How to Take Good Care of Your Condo Plants
Amid the COVID-19 pandemic, many individuals explored new pursuits or revisited and rediscovered old hobbies.
Of the many passionate ventures we have seen, none of them have been trendier and more sustainable than taking care of plants. Unfortunately, for those of us that live in high-rise buildings such as a condo in Pasig, we are not at liberty to plant in free soil as we wish. However, this should not deter us from indulging in the hobby. After all, this is precisely what indoor plants are for.
To make your little green friend thrive, you need something a little more than just a keen interest in the activity itself. Luckily, that is what this article is for. Below are some of the most common tips, hacks, and tricks for keeping all of your pants alive and thriving—even when you live in a condo. Before that, however, you need to understand that your plants have different needs. More importantly, understanding these needs is key as it will result in reduced stress, cleaner air, and a happier environment. If you have been playing around with the idea of becoming a plant parent, below are just some of the failsafe techniques that would help you in this endeavor:
1.) Get the right plant
Regardless of how diligent you are in taking care of a plant, there are just some plants that do not grow because of where you are. In the Philippines, it is pretty impossible to grow plants found in areas with cooler climates. That said, some plants are doomed the moment you bring them into your homes—not because you lack proper green technique, but because you lack foresight and that they are a terrible fit.
When it comes to buying plants, always remember this mantra “right plant, right place.” Miniature roses may look perfect for your social media posts, but they do not do well when kept indoors. That said, ask your local garden for a plant that does well indoors. Also, be sure that the plant you choose will thrive and bloom in your climate as well as in the lifestyle you have. If you like low-maintenance plants that do not require much attention, cacti and snake plants can hold up well in neglect. Be sure to mention any pets as some animals may get ill from lilies or daffodils.
2.) Make sure there is enough light
Keep in mind that plants require different levels of sunlight. To illustrate what this means, there is full sun, partial sun, dappled sun, and shade. Full sun means being directly hit by sunlight; the partial sun could apply to areas with blinds or hallways. However, if your condo unit is permanently ensconced in the dark, then plants like ferns will flourish in your kind of setting. Also, you may wish to choose spider plants and give them the shade they crave.
3.) Be consistent with your plant
Any kind of change is bad for your plant. They are sensitive to change and very slow to adapt to new environments, so even if they are doing seemingly well, changing even the slightest thing such as the lighting or height of the plant can already affect it negatively. Keep in mind that if you are planning on growing a giant plant, be sure to start in an area where it is free to grow when it gets big.

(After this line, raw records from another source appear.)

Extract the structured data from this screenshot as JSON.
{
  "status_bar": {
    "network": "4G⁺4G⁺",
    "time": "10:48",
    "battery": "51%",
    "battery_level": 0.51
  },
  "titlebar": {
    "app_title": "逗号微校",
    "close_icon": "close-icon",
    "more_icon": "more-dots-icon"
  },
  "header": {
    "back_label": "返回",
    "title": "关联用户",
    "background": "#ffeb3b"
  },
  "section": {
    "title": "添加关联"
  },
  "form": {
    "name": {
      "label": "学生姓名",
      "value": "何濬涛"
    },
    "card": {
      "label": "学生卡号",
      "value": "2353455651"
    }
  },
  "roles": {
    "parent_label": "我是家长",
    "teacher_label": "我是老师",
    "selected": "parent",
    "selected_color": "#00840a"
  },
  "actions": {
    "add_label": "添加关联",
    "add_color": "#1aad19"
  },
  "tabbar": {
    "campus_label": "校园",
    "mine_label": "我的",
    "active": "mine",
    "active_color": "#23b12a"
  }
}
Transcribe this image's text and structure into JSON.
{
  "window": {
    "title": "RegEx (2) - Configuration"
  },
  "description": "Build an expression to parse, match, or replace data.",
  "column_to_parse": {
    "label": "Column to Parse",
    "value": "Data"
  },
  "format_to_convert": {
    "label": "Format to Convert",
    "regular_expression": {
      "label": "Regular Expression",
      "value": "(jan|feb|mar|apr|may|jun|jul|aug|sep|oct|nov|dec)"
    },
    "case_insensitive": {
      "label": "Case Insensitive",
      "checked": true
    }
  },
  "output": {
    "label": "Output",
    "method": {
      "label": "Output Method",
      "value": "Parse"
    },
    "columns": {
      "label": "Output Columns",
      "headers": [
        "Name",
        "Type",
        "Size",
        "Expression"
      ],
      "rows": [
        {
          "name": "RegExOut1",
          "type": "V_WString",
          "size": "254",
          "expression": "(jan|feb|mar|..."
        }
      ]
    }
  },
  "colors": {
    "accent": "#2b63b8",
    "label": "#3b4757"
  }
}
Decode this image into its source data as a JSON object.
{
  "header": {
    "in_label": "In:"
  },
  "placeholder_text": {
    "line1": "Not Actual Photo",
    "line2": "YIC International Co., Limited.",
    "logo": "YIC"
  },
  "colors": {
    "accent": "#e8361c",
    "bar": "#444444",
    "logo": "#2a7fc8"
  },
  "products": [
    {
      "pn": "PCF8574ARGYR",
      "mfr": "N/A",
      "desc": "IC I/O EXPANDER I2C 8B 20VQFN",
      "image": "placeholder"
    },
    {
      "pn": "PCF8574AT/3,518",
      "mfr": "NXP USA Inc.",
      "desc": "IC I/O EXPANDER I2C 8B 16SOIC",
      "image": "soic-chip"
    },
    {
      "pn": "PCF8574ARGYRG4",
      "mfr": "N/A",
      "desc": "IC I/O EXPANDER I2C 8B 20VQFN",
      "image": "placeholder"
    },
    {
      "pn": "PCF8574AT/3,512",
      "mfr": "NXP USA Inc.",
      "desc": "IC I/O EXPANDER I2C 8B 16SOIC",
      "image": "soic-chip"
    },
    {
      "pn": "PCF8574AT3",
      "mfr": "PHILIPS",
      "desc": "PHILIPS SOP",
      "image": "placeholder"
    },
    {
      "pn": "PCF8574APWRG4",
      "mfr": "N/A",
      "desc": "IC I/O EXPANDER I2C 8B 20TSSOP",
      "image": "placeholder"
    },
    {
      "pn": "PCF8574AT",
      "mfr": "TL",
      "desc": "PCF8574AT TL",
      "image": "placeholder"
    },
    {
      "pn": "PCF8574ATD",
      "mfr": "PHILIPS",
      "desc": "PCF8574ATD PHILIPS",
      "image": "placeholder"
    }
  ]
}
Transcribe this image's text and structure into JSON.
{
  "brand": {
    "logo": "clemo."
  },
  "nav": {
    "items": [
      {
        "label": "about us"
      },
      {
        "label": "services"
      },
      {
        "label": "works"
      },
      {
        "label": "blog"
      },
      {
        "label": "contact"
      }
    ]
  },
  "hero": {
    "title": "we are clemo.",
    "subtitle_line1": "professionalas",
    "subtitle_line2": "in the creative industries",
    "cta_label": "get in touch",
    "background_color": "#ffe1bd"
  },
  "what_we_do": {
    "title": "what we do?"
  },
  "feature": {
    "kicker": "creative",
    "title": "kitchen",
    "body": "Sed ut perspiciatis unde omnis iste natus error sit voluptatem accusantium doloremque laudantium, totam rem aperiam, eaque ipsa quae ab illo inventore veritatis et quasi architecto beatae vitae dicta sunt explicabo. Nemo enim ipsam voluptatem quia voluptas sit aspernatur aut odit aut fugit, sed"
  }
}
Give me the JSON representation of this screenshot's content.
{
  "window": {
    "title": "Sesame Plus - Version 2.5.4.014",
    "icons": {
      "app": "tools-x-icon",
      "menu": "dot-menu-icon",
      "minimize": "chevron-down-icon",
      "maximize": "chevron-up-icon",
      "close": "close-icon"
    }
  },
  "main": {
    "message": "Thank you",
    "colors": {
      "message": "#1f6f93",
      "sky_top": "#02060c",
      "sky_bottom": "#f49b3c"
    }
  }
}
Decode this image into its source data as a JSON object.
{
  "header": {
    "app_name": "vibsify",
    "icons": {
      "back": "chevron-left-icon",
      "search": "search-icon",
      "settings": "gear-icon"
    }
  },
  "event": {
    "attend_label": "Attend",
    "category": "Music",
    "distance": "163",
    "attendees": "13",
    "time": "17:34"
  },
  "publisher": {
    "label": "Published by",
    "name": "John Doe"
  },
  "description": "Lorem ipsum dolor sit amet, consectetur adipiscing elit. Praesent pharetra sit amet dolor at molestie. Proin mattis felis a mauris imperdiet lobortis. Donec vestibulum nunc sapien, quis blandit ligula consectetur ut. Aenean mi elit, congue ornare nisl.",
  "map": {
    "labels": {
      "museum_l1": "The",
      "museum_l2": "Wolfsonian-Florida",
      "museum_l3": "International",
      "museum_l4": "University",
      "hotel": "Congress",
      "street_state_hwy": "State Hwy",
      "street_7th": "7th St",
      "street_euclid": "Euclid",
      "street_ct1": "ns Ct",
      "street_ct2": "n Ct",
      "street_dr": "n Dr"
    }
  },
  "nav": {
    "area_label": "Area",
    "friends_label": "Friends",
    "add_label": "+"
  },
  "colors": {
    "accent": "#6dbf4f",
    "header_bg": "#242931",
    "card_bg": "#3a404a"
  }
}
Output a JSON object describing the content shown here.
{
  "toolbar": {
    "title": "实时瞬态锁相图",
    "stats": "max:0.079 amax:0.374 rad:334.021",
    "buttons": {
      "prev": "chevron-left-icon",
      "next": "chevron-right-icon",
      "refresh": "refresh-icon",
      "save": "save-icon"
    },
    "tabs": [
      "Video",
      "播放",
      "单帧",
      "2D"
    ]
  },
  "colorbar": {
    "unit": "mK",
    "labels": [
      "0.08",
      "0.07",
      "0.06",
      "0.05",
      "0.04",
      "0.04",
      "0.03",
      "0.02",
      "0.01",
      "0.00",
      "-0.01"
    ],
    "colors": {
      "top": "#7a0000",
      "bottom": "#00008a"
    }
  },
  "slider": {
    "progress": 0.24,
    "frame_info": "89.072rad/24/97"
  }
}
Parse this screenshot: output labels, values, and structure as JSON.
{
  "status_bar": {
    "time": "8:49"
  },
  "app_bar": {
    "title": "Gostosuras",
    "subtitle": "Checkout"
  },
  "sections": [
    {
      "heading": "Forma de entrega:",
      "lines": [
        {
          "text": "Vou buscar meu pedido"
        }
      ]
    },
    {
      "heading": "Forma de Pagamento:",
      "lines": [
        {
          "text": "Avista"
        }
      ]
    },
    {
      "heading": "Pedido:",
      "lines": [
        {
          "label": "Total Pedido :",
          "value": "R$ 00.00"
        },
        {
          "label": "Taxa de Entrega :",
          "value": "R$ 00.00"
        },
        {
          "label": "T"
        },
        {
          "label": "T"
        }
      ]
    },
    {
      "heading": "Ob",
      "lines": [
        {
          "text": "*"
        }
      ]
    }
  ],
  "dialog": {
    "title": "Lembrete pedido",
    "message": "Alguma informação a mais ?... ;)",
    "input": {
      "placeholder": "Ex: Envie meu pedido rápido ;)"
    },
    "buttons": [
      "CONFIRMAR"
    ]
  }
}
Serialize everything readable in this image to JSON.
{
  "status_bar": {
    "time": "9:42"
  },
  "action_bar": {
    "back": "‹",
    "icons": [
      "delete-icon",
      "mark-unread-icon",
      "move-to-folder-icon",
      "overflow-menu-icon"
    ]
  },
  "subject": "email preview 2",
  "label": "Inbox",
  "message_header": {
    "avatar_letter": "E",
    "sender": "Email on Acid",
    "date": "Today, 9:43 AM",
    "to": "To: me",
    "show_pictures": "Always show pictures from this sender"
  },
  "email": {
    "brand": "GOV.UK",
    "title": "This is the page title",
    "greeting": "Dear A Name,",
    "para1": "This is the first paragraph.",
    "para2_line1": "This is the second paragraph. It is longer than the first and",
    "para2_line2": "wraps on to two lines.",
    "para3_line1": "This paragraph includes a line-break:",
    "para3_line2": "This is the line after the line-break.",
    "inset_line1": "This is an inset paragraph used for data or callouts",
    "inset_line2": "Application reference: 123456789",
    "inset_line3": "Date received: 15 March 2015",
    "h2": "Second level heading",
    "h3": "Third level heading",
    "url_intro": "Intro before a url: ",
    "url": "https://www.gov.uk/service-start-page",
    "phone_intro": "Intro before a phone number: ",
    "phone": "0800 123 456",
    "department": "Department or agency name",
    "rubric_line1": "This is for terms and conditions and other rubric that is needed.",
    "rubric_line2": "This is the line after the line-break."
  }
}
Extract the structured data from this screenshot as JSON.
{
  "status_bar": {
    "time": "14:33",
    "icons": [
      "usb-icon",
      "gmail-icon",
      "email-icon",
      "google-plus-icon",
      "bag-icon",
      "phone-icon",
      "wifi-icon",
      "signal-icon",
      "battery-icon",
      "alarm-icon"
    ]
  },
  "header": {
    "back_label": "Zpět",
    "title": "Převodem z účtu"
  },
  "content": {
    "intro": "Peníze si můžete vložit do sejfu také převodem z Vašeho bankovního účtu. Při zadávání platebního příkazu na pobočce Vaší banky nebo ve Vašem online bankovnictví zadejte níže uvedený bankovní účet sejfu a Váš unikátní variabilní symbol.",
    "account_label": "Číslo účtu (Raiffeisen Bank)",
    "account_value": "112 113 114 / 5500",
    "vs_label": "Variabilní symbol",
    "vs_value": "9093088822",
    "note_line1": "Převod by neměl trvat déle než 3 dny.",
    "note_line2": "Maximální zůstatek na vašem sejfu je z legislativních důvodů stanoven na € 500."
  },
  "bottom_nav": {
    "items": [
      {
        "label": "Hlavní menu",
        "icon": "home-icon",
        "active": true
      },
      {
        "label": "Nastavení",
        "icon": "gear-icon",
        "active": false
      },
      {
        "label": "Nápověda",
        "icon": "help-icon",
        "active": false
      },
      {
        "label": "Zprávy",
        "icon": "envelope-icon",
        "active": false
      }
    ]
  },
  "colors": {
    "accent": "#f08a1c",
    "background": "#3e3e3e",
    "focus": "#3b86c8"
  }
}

There are times that you may need to transfer to a new location or apartment. While the sudden change may affect your plant, you can make the transition easier. Do this by slowly allowing them to be exposed to the elements until you leave the plant outdoors overnight and move it to its new location permanently. Once you have a good grasp of your new routine, make sure you have someone who can keep up with what you have already done when you are out of town.
4.) Make sure your pot is not too small
The plant chooses the pot and not the other way around. That said, you need to select the right pot for your plant to help it grow in the right direction. Plants often outgrow their homes which is why choosing pots that are too small may stunt their growth. Also, growing plants in too small containers may lead to plants having roots that are pot-bound and soil that is dry. Once a plant’s roots start growing out of its drainage hole, or if it is starting to overflow on top, you may want to switch your pot and get a bigger one.
5.) Be particular with your soil
Always choose quality dirt. Common soil contains weeds, fungi, or pests. Potting soil coming from a certified garden center contains a mixture of materials that can include organic matter and peat moss. When you report your plants, always be sure that your dirt is slightly moist so that the roots can begin working and absorbing the nutrients they need for growth.
6.) Keep plants healthy. Cut the dead stuff
Keep your leaves growing by regularly cutting and trimming the dead ends. Other people may find pruning a little bit tedious, but for some individuals, the activity can be quite calming and therapeutic. Make sure to snip at anything that is already brown or spotted. Bear in mind that even just a layer of dust on forgotten leaves can already block sunlight, so give your plants water regularly and wipe them down with a dry cloth.
7.) Give them enough water
Give your plants enough water, but never overwater. A novice mistake most beginners make is overwatering their place. Unfortunately, your plants have different needs. Succulents only need to be watered once a month. Parlor palms and creeping fig fare better when their soil is as dry as possible. The proper watering technique would be to water the base and not the leaves to stimulate plant growth. Also, be sure to test the water’s temperature. Lukewarm water is best for watering plants as cold water can shock and damage roots.